  33. ^ Petroglyph Provincial Park, Nanaimo, Vancouver Island BC. Retrieved on 2013-02-12.
  34. ^ Gabriola Island BC
  35. ^ Retrieved on 2013-02-12.
  36. ^ Keyser, James D. (July 1992). Indian Rock Art of the Columbia Plateau. University of Washington Press. ISBN 978-0-295-97160-5. 
  37. ^ Moore, Donald W. Petroglyph Canyon Tours. Retrieved on 2013-02-12.
  38. ^ Grimes Point National Recreation Trail, Nevada BLM Archaeological Site. (2012-01-13). Retrieved on 2013-02-12.
  39. ^ Museums & Historic Sites. Retrieved on 2013-02-12.
  40. ^ "Paint Lick". Retrieved 2013-08-18. 
  41. ^ "Petroglyph National Monument (U.S. National Park Service)". 
  42. ^ Three Rivers Petroglyph Site. (2012-09-13). Retrieved on 2013-02-12.

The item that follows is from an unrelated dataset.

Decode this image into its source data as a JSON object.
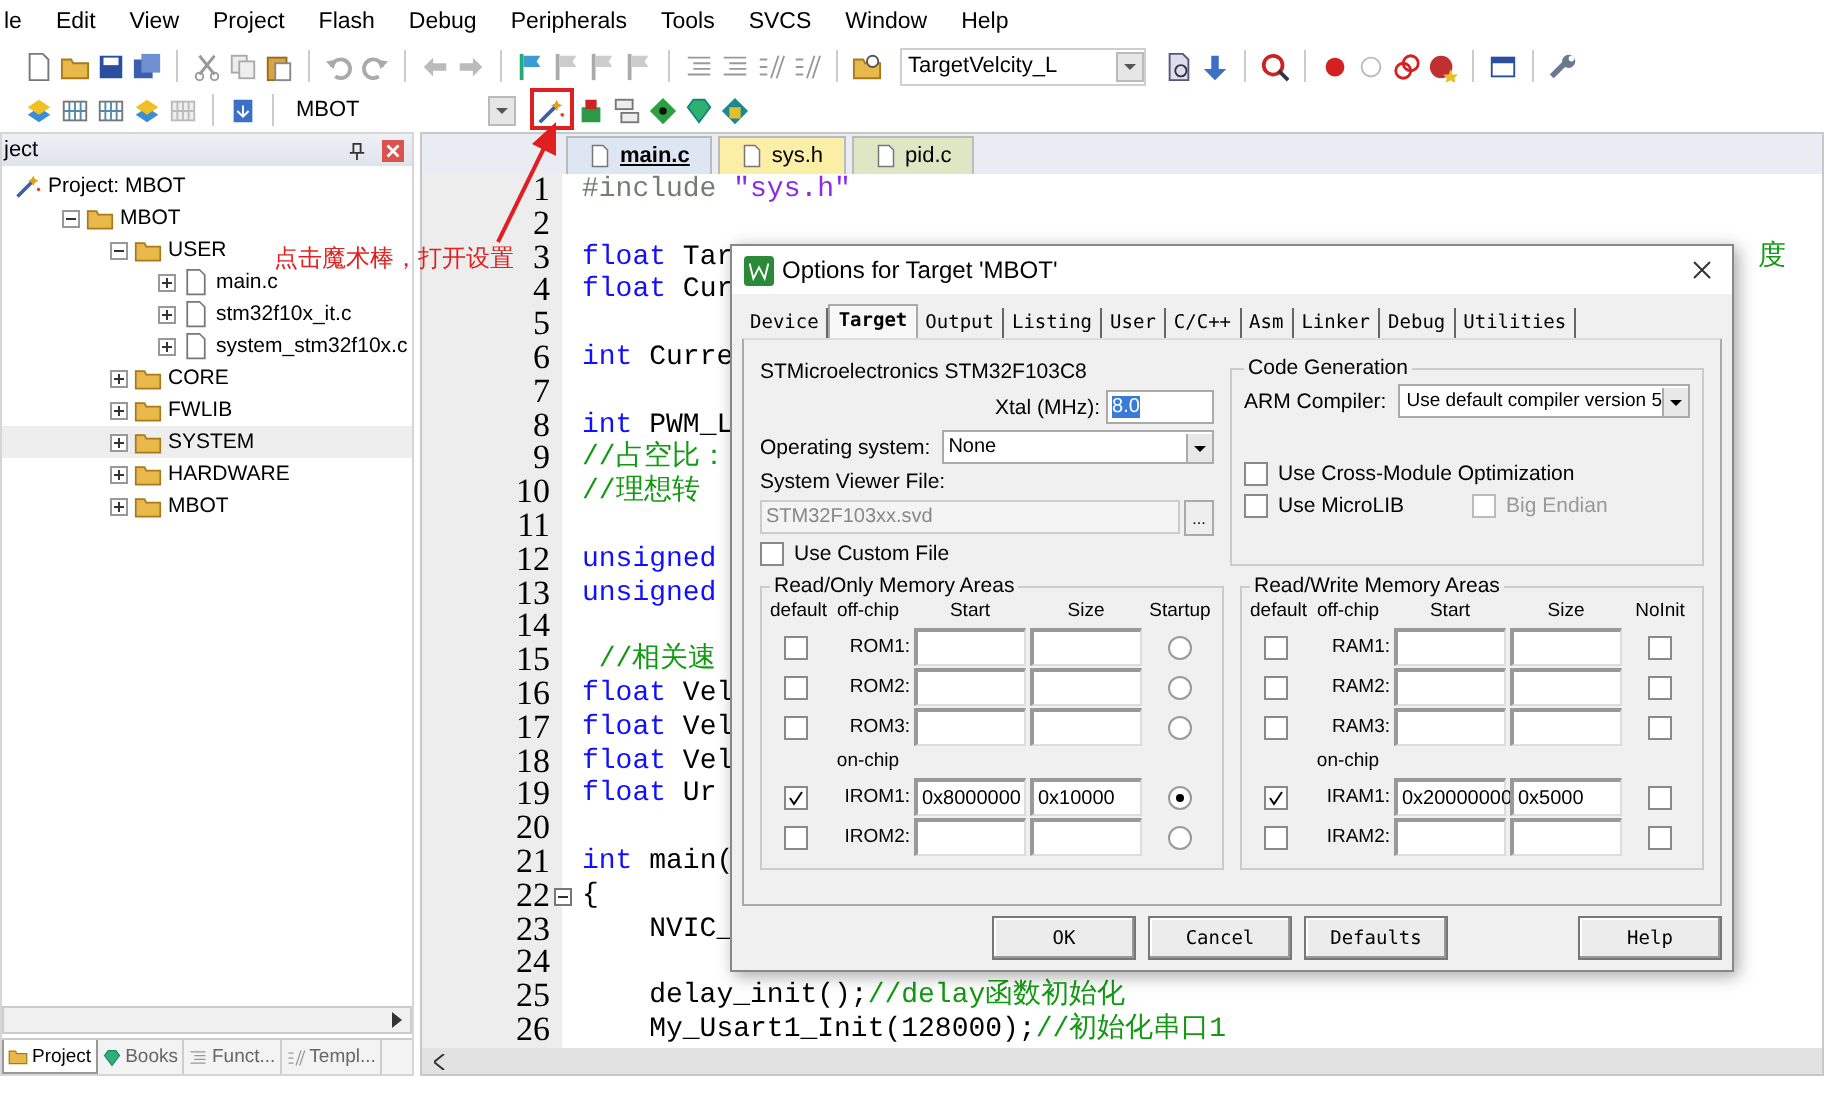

  • Harmanşah, Ömür (ed) (2014), Of Rocks and Water: An Archaeology of Place, 2014, Oxbow Books, ISBN 1-78297-674-4, 9781782976745
  • Rawson, Jessica (ed). The British Museum Book of Chinese Art, 2007 (2nd edn), British Museum Press, ISBN 978-0-7141-2446-9
  • Sickman, Laurence, in: Sickman L. & Soper A., The Art and Architecture of China, Pelican History of Art, 3rd ed 1971, Penguin (now Yale History of Art), LOC 70-125675

Further reading[edit]

  • Beckensall, Stan and Laurie, Tim, Prehistoric Rock Art of County Durham, Swaledale and Wensleydale, County Durham Books, 1998 ISBN 1-897585-45-4
  • Beckensall, Stan, Prehistoric Rock Art in Northumberland, Tempus Publishing, 2001 ISBN 0-7524-1945-5

External links[edit]